If Merrimack Valley and Southern New Hampshire schools are any indication, cursive handwriting isn’t going away anytime soon.
“Children still need cursive as far as signing their names on checks and official papers,” said Carol Mack, principal of the Matthew Thornton School in Londonderry. “We don’t put the same amount of emphasis on it like we used to, but it’s important for them to be able to read it still.”
In Haverhill, Superintendent of Schools James Scully said penmanship will be taught at local elementary schools as long as he’s around.
“I don’t see us de-emphasizing that,” he said. “At least not in my lifetime.”
The use and teaching of cursive writing has been fading from society since the arrival of the computer keyboard. Common core education standards require proficiency in keyboarding by grade 4, but not in cursive hand-writing.
In New Hampshire, cursive handwriting is not a requirement — and may never have been. School districts make a choice as to whether they want to teach cursive.
Some do, and some don’t, according to Judith Sillion of the New Hampshire Department of Education.
“It’s not a requirement, but a number of districts offer it,” she said. “I have heard that some don’t.”
The same is true in Massachusetts, said JC Considine, director of board and media relations for the Department of Elementary and Secondary Education.
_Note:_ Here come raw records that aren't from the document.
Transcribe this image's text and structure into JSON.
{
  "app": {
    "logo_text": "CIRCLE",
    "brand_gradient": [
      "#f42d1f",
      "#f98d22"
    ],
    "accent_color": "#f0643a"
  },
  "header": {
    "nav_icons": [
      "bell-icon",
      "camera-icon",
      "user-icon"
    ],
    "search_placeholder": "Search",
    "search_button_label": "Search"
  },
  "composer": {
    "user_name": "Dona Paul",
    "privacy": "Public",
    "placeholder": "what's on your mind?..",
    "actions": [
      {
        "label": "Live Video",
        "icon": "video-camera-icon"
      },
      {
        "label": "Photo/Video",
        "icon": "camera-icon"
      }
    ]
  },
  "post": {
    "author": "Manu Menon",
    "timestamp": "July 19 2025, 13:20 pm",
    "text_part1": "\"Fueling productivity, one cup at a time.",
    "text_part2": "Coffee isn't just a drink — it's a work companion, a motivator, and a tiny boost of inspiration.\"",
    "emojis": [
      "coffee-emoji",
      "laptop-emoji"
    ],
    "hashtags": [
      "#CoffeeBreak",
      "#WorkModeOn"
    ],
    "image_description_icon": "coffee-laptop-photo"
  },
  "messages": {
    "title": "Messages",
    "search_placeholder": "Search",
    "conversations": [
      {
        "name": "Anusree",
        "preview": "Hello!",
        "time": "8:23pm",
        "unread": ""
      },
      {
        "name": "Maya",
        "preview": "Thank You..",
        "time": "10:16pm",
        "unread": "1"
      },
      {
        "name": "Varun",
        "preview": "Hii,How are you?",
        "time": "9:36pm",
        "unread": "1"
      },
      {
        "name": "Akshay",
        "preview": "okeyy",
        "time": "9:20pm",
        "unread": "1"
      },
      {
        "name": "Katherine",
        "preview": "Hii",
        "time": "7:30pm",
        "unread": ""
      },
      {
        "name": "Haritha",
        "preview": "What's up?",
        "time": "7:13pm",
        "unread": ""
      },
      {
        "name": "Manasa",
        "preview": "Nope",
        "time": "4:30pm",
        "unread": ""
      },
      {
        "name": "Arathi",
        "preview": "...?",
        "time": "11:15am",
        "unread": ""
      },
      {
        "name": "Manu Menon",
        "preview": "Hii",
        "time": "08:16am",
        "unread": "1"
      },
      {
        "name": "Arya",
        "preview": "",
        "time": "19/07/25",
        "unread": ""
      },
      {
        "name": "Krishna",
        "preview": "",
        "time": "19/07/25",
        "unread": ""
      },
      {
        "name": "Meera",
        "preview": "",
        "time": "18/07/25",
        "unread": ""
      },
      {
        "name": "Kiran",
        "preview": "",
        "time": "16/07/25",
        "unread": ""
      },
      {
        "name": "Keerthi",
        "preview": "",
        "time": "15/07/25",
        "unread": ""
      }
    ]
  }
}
Massachusetts added a standard in 2011 requiring that all fourth-graders be able to “write legible by hand, using either printing or cursive handwriting.”
“Some schools teach cursive handwriting, some don’t,” he said. “The point of writing is communication, hence we placed the emphasis on legibility, rather than the form of the letters.”
While cursive handwriting is not a requirement, that hasn’t stopped schools — both public and private — from teaching it.